▶ [Task to carry out]:
In duplicating the lines below, keep every word unchanged and drop the pictures.

▶ [Source material]:

····················

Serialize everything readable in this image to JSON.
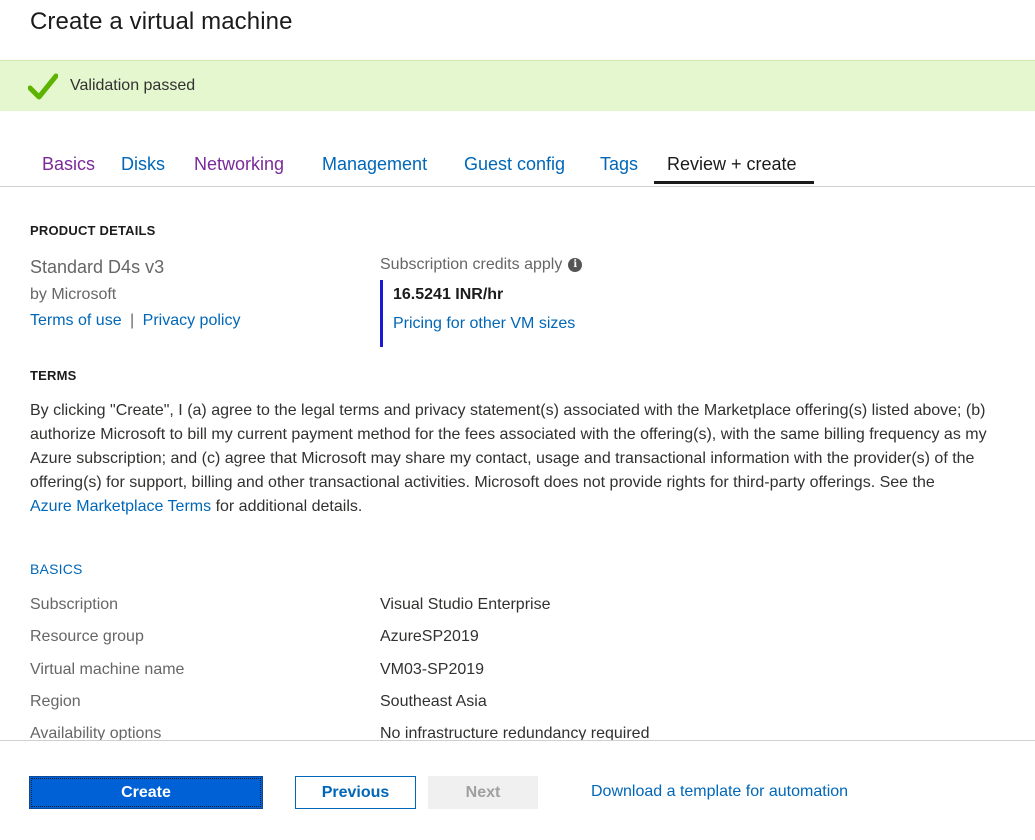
{
  "page": {
    "title": "Create a virtual machine"
  },
  "banner": {
    "message": "Validation passed",
    "icon": "checkmark-icon"
  },
  "tabs": [
    {
      "label": "Basics",
      "state": "visited"
    },
    {
      "label": "Disks",
      "state": "unvisited"
    },
    {
      "label": "Networking",
      "state": "visited"
    },
    {
      "label": "Management",
      "state": "unvisited"
    },
    {
      "label": "Guest config",
      "state": "unvisited"
    },
    {
      "label": "Tags",
      "state": "unvisited"
    },
    {
      "label": "Review + create",
      "state": "active"
    }
  ],
  "product": {
    "heading": "PRODUCT DETAILS",
    "name": "Standard D4s v3",
    "publisher": "by Microsoft",
    "terms_link": "Terms of use",
    "separator": "|",
    "privacy_link": "Privacy policy",
    "credits_label": "Subscription credits apply",
    "info_icon": "i",
    "price": "16.5241 INR/hr",
    "pricing_link": "Pricing for other VM sizes"
  },
  "terms": {
    "heading": "TERMS",
    "text": "By clicking \"Create\", I (a) agree to the legal terms and privacy statement(s) associated with the Marketplace offering(s) listed above; (b) authorize Microsoft to bill my current payment method for the fees associated with the offering(s), with the same billing frequency as my Azure subscription; and (c) agree that Microsoft may share my contact, usage and transactional information with the provider(s) of the offering(s) for support, billing and other transactional activities. Microsoft does not provide rights for third-party offerings. See the",
    "link": "Azure Marketplace Terms",
    "suffix": "for additional details."
  },
  "basics": {
    "heading": "BASICS",
    "rows": [
      {
        "label": "Subscription",
        "value": "Visual Studio Enterprise"
      },
      {
        "label": "Resource group",
        "value": "AzureSP2019"
      },
      {
        "label": "Virtual machine name",
        "value": "VM03-SP2019"
      },
      {
        "label": "Region",
        "value": "Southeast Asia"
      },
      {
        "label": "Availability options",
        "value": "No infrastructure redundancy required"
      }
    ]
  },
  "footer": {
    "create": "Create",
    "previous": "Previous",
    "next": "Next",
    "download_link": "Download a template for automation"
  },
  "colors": {
    "accent": "#0067b8",
    "visited": "#7a2a9a",
    "success_bg": "#e4f7cf",
    "success_check": "#5db300",
    "primary_button": "#0060d6"
  }
}
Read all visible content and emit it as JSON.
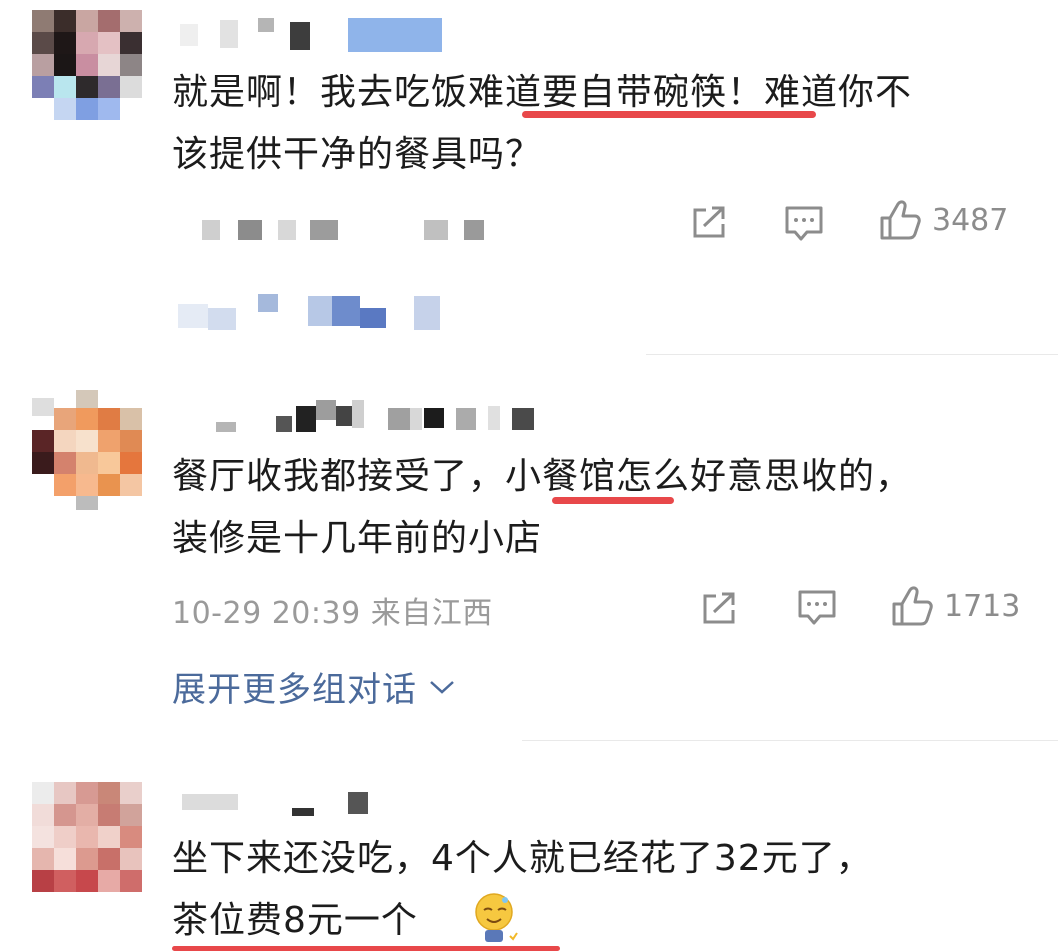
{
  "comments": [
    {
      "line1": "就是啊！我去吃饭难道要自带碗筷！难道你不",
      "line2": "该提供干净的餐具吗？",
      "likes": "3487"
    },
    {
      "line1": "餐厅收我都接受了，小餐馆怎么好意思收的，",
      "line2": "装修是十几年前的小店",
      "timestamp": "10-29 20:39 来自江西",
      "likes": "1713"
    },
    {
      "line1": "坐下来还没吃，4个人就已经花了32元了，",
      "line2": "茶位费8元一个"
    }
  ],
  "expand_label": "展开更多组对话",
  "icons": {
    "share": "share-icon",
    "comment": "comment-icon",
    "like": "thumbs-up-icon",
    "expand": "chevron-down-icon",
    "emoji": "embarrassed-smile-emoji"
  },
  "colors": {
    "highlight_underline": "#e8484a",
    "link_blue": "#4b6a9b",
    "meta_gray": "#9a9a9a"
  }
}
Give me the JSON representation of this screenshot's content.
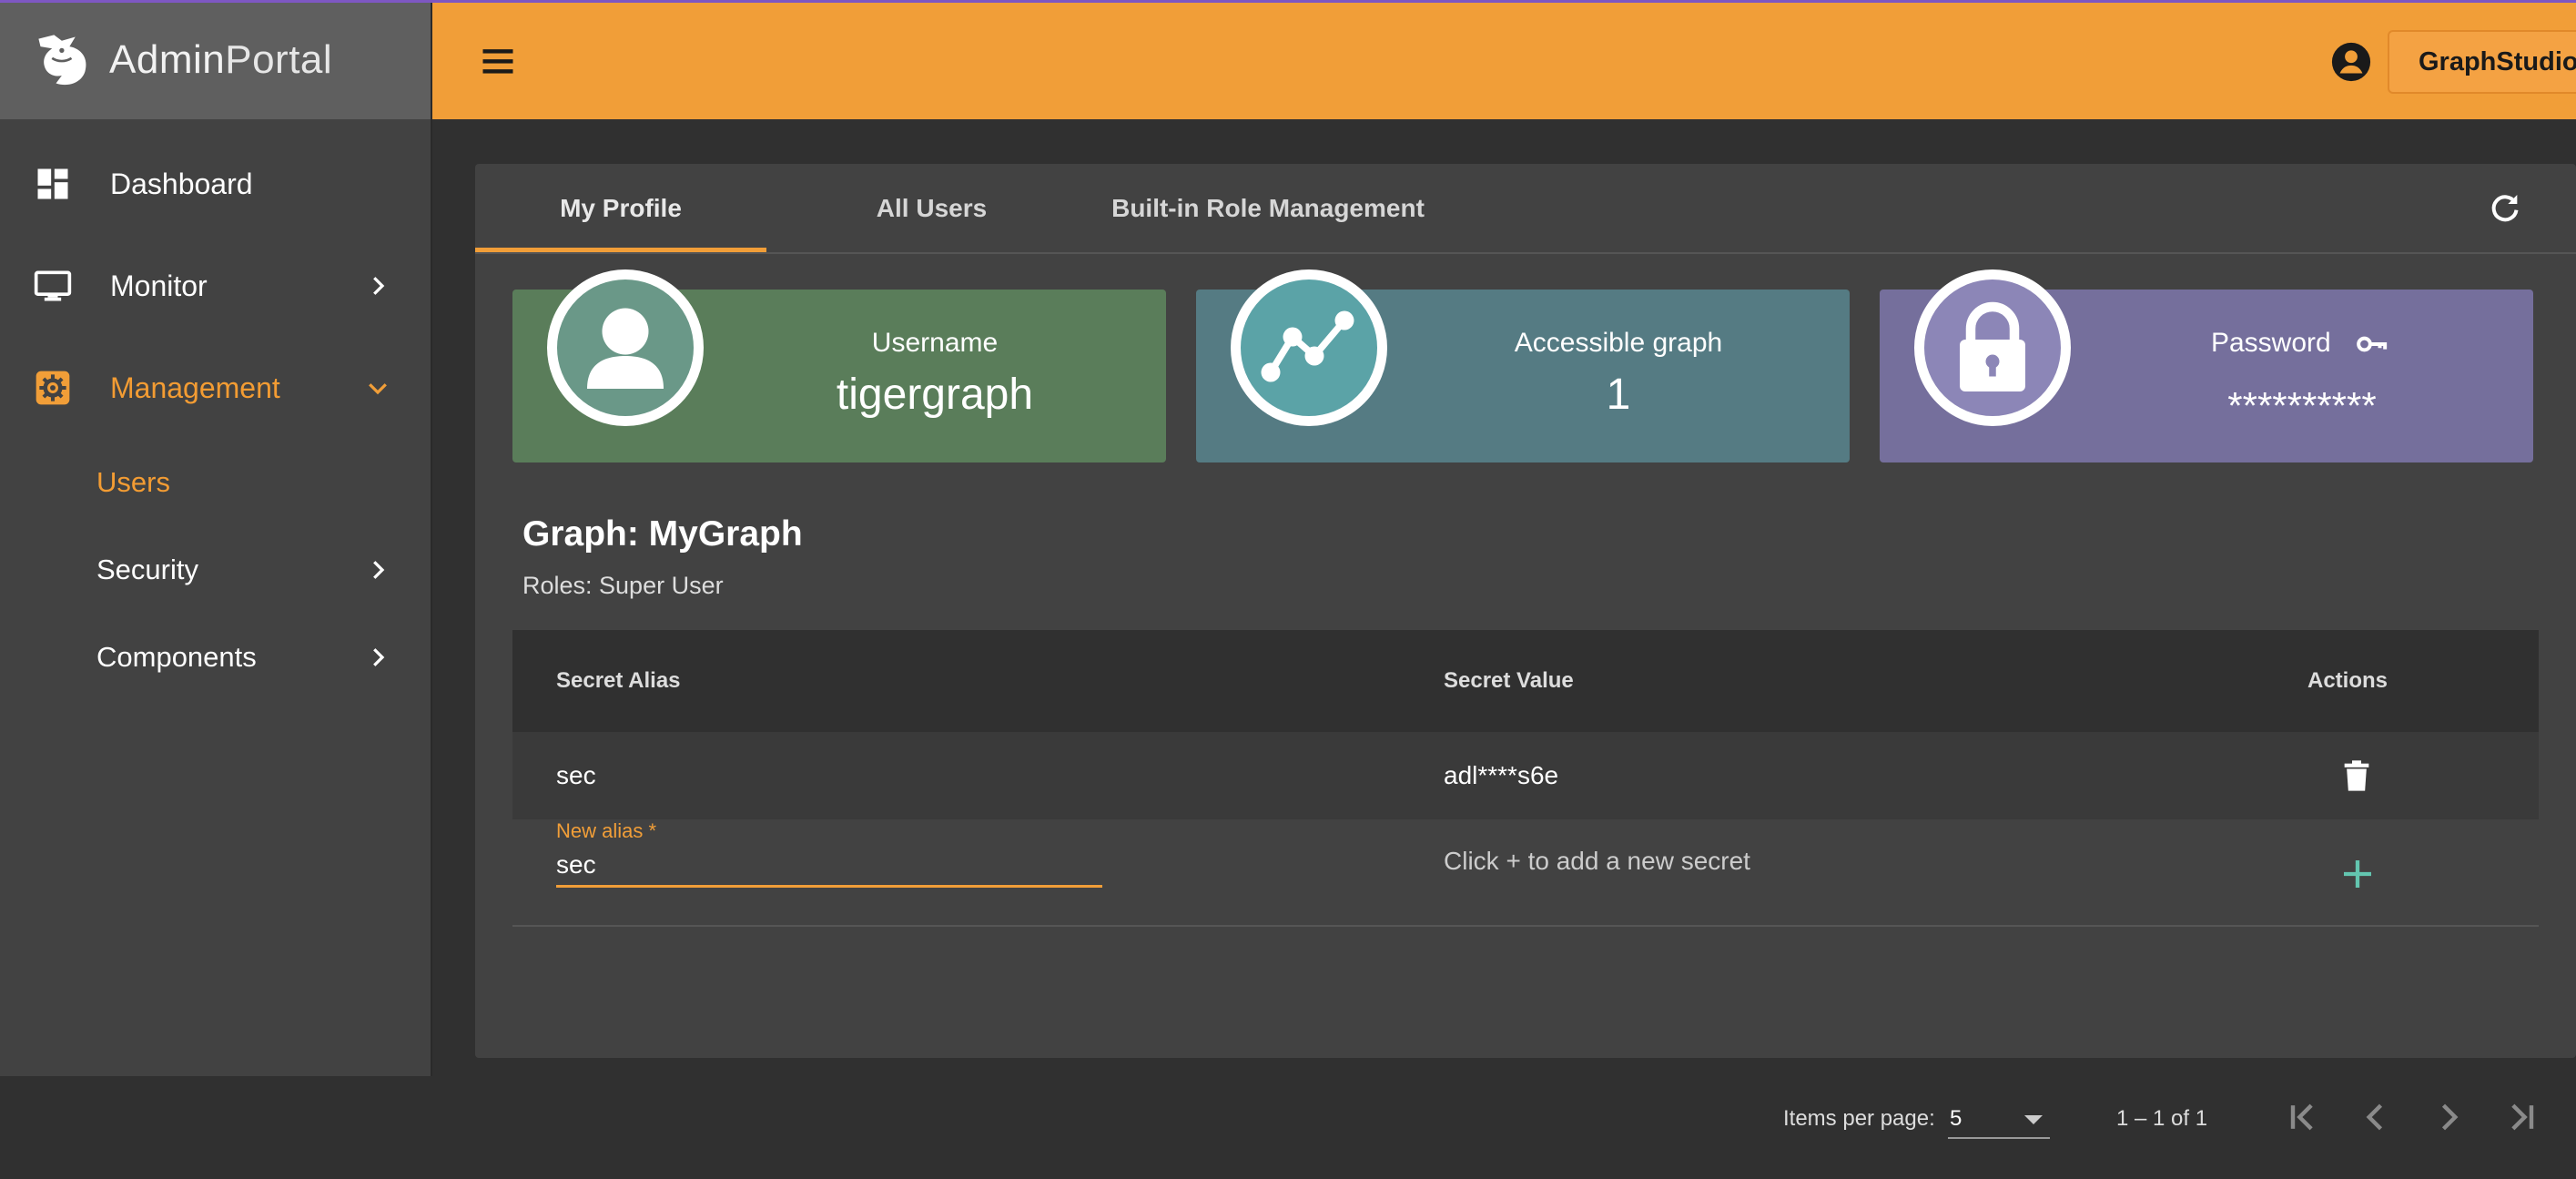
{
  "brand": {
    "name_part1": "Admin",
    "name_part2": "Portal"
  },
  "sidebar": {
    "items": [
      {
        "label": "Dashboard",
        "icon": "dashboard-icon"
      },
      {
        "label": "Monitor",
        "icon": "monitor-icon"
      },
      {
        "label": "Management",
        "icon": "management-icon",
        "active": true
      }
    ],
    "subitems": [
      {
        "label": "Users",
        "active": true
      },
      {
        "label": "Security"
      },
      {
        "label": "Components"
      }
    ]
  },
  "header": {
    "graphstudio_label": "GraphStudio"
  },
  "tabs": [
    {
      "label": "My Profile",
      "active": true
    },
    {
      "label": "All Users"
    },
    {
      "label": "Built-in Role Management"
    }
  ],
  "stats": {
    "username": {
      "label": "Username",
      "value": "tigergraph"
    },
    "graph": {
      "label": "Accessible graph",
      "value": "1"
    },
    "password": {
      "label": "Password",
      "value": "**********"
    }
  },
  "graph": {
    "title": "Graph: MyGraph",
    "roles": "Roles: Super User"
  },
  "table": {
    "headers": {
      "alias": "Secret Alias",
      "value": "Secret Value",
      "actions": "Actions"
    },
    "rows": [
      {
        "alias": "sec",
        "value": "adl****s6e"
      }
    ],
    "new_row": {
      "label": "New alias *",
      "value": "sec",
      "hint": "Click + to add a new secret"
    }
  },
  "pager": {
    "items_label": "Items per page:",
    "page_size": "5",
    "range": "1 – 1 of 1"
  },
  "colors": {
    "accent": "#f19e38",
    "username_card": "#5a7d5a",
    "graph_card": "#557b83",
    "password_card": "#756f9c"
  }
}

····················

▶ [Completed task]:
Serialize everything readable in this image to JSON.
{
  "page": {
    "title": "Create a virtual machine"
  },
  "banner": {
    "message": "Validation passed",
    "icon": "checkmark-icon"
  },
  "tabs": [
    {
      "label": "Basics",
      "state": "visited"
    },
    {
      "label": "Disks",
      "state": "unvisited"
    },
    {
      "label": "Networking",
      "state": "visited"
    },
    {
      "label": "Management",
      "state": "unvisited"
    },
    {
      "label": "Guest config",
      "state": "unvisited"
    },
    {
      "label": "Tags",
      "state": "unvisited"
    },
    {
      "label": "Review + create",
      "state": "active"
    }
  ],
  "product": {
    "heading": "PRODUCT DETAILS",
    "name": "Standard D4s v3",
    "publisher": "by Microsoft",
    "terms_link": "Terms of use",
    "separator": "|",
    "privacy_link": "Privacy policy",
    "credits_label": "Subscription credits apply",
    "info_icon": "i",
    "price": "16.5241 INR/hr",
    "pricing_link": "Pricing for other VM sizes"
  },
  "terms": {
    "heading": "TERMS",
    "text": "By clicking \"Create\", I (a) agree to the legal terms and privacy statement(s) associated with the Marketplace offering(s) listed above; (b) authorize Microsoft to bill my current payment method for the fees associated with the offering(s), with the same billing frequency as my Azure subscription; and (c) agree that Microsoft may share my contact, usage and transactional information with the provider(s) of the offering(s) for support, billing and other transactional activities. Microsoft does not provide rights for third-party offerings. See the",
    "link": "Azure Marketplace Terms",
    "suffix": "for additional details."
  },
  "basics": {
    "heading": "BASICS",
    "rows": [
      {
        "label": "Subscription",
        "value": "Visual Studio Enterprise"
      },
      {
        "label": "Resource group",
        "value": "AzureSP2019"
      },
      {
        "label": "Virtual machine name",
        "value": "VM03-SP2019"
      },
      {
        "label": "Region",
        "value": "Southeast Asia"
      },
      {
        "label": "Availability options",
        "value": "No infrastructure redundancy required"
      }
    ]
  },
  "footer": {
    "create": "Create",
    "previous": "Previous",
    "next": "Next",
    "download_link": "Download a template for automation"
  },
  "colors": {
    "accent": "#0067b8",
    "visited": "#7a2a9a",
    "success_bg": "#e4f7cf",
    "success_check": "#5db300",
    "primary_button": "#0060d6"
  }
}
Read all visible content and emit it as JSON.
{
  "comments": [
    {
      "line1": "就是啊！我去吃饭难道要自带碗筷！难道你不",
      "line2": "该提供干净的餐具吗？",
      "likes": "3487"
    },
    {
      "line1": "餐厅收我都接受了，小餐馆怎么好意思收的，",
      "line2": "装修是十几年前的小店",
      "timestamp": "10-29 20:39 来自江西",
      "likes": "1713"
    },
    {
      "line1": "坐下来还没吃，4个人就已经花了32元了，",
      "line2": "茶位费8元一个"
    }
  ],
  "expand_label": "展开更多组对话",
  "icons": {
    "share": "share-icon",
    "comment": "comment-icon",
    "like": "thumbs-up-icon",
    "expand": "chevron-down-icon",
    "emoji": "embarrassed-smile-emoji"
  },
  "colors": {
    "highlight_underline": "#e8484a",
    "link_blue": "#4b6a9b",
    "meta_gray": "#9a9a9a"
  }
}
Give me the JSON representation of this screenshot's content.
{
  "brand": {
    "name_part1": "Admin",
    "name_part2": "Portal"
  },
  "sidebar": {
    "items": [
      {
        "label": "Dashboard",
        "icon": "dashboard-icon"
      },
      {
        "label": "Monitor",
        "icon": "monitor-icon"
      },
      {
        "label": "Management",
        "icon": "management-icon",
        "active": true
      }
    ],
    "subitems": [
      {
        "label": "Users",
        "active": true
      },
      {
        "label": "Security"
      },
      {
        "label": "Components"
      }
    ]
  },
  "header": {
    "graphstudio_label": "GraphStudio"
  },
  "tabs": [
    {
      "label": "My Profile",
      "active": true
    },
    {
      "label": "All Users"
    },
    {
      "label": "Built-in Role Management"
    }
  ],
  "stats": {
    "username": {
      "label": "Username",
      "value": "tigergraph"
    },
    "graph": {
      "label": "Accessible graph",
      "value": "1"
    },
    "password": {
      "label": "Password",
      "value": "**********"
    }
  },
  "graph": {
    "title": "Graph: MyGraph",
    "roles": "Roles: Super User"
  },
  "table": {
    "headers": {
      "alias": "Secret Alias",
      "value": "Secret Value",
      "actions": "Actions"
    },
    "rows": [
      {
        "alias": "sec",
        "value": "adl****s6e"
      }
    ],
    "new_row": {
      "label": "New alias *",
      "value": "sec",
      "hint": "Click + to add a new secret"
    }
  },
  "pager": {
    "items_label": "Items per page:",
    "page_size": "5",
    "range": "1 – 1 of 1"
  },
  "colors": {
    "accent": "#f19e38",
    "username_card": "#5a7d5a",
    "graph_card": "#557b83",
    "password_card": "#756f9c"
  }
}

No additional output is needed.